Ontological Questions

By Mario D Garrett PhD on August 05, 2015 in iAge
Why is Dasein--being in the present-- so important for Heidegger? Being a contrary, why not live in "they-selves" if the "our-selves" is so painful? If I was designing a new way of existing, would I elect to be aware of "being" and why?

How Does Your Cerebellum Counteract "Paralysis by Analysis"?

By Christopher Bergland on August 04, 2015 in The Athlete's Way
Neuroscientists from McGill University have discovered that the cerebellum learns to expect the unexpected and can help counteract "paralysis by analysis" in both life and sport.

Creative Concerns

At first glance, the notion that creativity perturbs us is oxymoronic. We live in an age in which we are encouraged to prize all things ingenious. However, novelty also brings risk and uncertainty.

New Empirical Research on Dream Recall and Content

These new articles in the journal Dreaming show the importance of taking age, culture, and external threats into account when trying to understand the nature and functions of dreams in people’s lives.

The Archeology of Misbehavior

Archeology is the study of human activity in the past. The archeology of misbehavior is studying current behavior to uncover hidden sources. The “ruins” of misdeeds are built upon personality architecture and cultural landscapes.

Are You a Giver or a Taker?

Think you are a Giver? There's something to watch out for that could turn you into a Taker.

Severe Migraine: Finding Answers in the Mind, Not in Pills

There are 45 million Americans with migraine and about 10% of those have frequent and severe headaches that are unresponsive to medications and other treatments. Most doctors would describe migraine as a genetic disorder, however this blog presents a different view. A patient with severe migraines is presented and her cure lay in her willingness to reappraise her life.

The Meaning of the APA's Dealing With the Torture Scandal

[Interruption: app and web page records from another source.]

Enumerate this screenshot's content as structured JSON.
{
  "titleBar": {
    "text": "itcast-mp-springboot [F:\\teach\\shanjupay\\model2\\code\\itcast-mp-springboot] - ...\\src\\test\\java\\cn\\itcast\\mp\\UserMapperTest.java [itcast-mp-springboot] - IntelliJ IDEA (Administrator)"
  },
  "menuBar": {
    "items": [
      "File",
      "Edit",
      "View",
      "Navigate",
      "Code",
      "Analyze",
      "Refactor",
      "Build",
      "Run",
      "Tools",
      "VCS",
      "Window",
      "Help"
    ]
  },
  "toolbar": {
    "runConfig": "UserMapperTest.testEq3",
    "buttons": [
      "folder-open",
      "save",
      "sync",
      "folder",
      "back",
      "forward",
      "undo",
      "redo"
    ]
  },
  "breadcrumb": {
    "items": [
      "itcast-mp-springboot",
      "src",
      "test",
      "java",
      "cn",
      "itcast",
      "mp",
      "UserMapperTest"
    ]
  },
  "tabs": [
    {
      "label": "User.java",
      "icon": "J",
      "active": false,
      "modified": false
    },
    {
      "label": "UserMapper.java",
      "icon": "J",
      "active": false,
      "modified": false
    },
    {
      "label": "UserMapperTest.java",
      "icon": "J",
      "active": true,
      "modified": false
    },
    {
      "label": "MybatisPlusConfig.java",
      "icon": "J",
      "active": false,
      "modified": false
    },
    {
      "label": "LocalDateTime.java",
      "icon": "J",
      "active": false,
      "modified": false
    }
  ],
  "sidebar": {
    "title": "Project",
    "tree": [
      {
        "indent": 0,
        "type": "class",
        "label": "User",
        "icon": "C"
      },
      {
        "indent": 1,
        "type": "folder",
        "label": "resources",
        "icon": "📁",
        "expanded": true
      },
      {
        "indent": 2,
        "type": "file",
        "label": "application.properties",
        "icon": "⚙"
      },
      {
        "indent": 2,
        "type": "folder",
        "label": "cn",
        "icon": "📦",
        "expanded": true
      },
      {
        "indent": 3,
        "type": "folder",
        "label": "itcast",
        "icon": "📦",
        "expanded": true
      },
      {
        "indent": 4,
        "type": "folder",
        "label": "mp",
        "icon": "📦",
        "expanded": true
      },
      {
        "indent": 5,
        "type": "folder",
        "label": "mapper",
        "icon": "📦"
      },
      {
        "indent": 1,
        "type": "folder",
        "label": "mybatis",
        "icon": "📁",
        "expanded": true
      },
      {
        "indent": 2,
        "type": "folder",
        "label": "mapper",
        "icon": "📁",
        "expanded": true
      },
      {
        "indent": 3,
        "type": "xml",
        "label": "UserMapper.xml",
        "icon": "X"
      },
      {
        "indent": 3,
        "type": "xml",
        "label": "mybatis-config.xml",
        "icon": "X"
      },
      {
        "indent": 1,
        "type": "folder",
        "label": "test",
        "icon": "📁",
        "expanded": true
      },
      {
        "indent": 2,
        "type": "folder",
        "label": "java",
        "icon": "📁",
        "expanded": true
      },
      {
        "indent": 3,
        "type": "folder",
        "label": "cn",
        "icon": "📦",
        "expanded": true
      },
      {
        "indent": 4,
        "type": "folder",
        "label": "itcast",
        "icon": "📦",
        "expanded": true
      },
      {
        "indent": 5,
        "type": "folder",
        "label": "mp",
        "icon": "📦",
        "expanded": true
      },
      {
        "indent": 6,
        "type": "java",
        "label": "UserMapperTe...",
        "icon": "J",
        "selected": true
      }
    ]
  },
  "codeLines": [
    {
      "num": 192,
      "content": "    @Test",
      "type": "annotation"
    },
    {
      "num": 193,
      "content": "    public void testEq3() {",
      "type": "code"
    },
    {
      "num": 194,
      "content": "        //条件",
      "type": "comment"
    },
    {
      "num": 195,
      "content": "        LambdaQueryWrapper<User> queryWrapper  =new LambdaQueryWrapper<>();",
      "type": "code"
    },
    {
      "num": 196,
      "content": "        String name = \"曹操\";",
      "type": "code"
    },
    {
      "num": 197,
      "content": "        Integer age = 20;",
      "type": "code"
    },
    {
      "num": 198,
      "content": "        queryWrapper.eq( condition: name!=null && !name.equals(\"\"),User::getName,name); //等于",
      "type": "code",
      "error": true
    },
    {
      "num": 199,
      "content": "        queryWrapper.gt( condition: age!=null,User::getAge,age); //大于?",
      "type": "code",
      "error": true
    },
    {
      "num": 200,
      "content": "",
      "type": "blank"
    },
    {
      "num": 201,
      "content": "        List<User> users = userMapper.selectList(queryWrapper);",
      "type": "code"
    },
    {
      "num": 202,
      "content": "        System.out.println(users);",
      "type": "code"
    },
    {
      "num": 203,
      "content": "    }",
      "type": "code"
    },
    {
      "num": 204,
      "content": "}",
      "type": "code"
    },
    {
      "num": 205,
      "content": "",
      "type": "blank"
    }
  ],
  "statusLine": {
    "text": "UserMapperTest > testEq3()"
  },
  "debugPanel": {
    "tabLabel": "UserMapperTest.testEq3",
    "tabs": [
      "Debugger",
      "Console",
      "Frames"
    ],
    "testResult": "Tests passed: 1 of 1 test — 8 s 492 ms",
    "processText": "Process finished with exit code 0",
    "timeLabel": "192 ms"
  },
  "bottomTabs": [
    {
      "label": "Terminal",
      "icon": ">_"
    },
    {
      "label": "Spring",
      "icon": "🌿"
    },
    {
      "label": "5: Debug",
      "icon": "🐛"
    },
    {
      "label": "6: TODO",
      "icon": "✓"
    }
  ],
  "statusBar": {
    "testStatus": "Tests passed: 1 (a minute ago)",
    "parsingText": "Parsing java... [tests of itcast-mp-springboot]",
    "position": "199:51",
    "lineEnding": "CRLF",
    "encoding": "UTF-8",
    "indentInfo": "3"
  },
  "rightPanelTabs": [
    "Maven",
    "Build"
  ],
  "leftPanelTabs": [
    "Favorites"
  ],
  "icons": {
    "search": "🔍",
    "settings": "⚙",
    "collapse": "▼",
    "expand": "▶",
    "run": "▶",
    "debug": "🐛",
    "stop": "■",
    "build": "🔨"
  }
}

After years of deception, and opposing strong and clear dissent from within its very ranks, the APA finds itself in a particularly awkward position. What does a professional organization which has lost its moral compass do when the news breaks? What does its reaction to the current controversy tell us about the APA’s organizational character?

Culturally Induced Blindness

Can you answer this simple riddle or do you suffer from cultural blindness?

How the Brain Can Hear Voices That Don't Exist

By Guest Bloggers on July 17, 2015 in The Guest Room
Schizophrenic individuals who experience auditory hallucinations seem to hear voices emanating from within. Neuroscientists are investigating how and why this happens.

Sentence Completion: A Way to Measure Motivation?

By Adrian Furnham Ph.D. on July 14, 2015 in A Sideways View
There are many different forms of projective techniques, which are attempts to assess a person's unconscious wishes and desires

There Are Monkeys Everywhere

We who are sighted can be the blindest of all. We can confuse what we see with what is really there, but what we see has to be taught to our eyes/minds. Actually there are monkeys all around us. You just have to learn to see them I will tell you how.

Hypocritical Capitalism

By Ken Eisold Ph.D. on July 11, 2015 in Hidden Motives
When capitalism takes its own picture, it inevitably smooth’s over the blemishes,

Why Vulnerability Takes Courage

Being vulnerable can be terrifying, but when we find the courage to step out on stage, we have the opportunity to reveal our deepest secret, which is often ourselves.

The Psychology of Repression

By Adrian Furnham Ph.D. on July 02, 2015 in A Sideways View
Repression is a well known Freudian concept, written about by both Sigmund and daughter Anna. The central question is how and why this process occurs and whether it is essentially healthy or unhealthy?

Can Subliminal Messages Create Feelings of Love and Lust?

Can a sexy picture in the background or a well-chosen romantic word, trigger automatic feelings of love and desire? Could the right situation or association make you seem more attractive, sexy, or alluring to a potential lover? See what the research has to say here...

The Avatar Theory of Consciousness

By William R. Klemm Ph.D. on June 27, 2015 in Memory Medic
Evolution made us smart enough to be effective killers and hopefully wise enough to be more humane.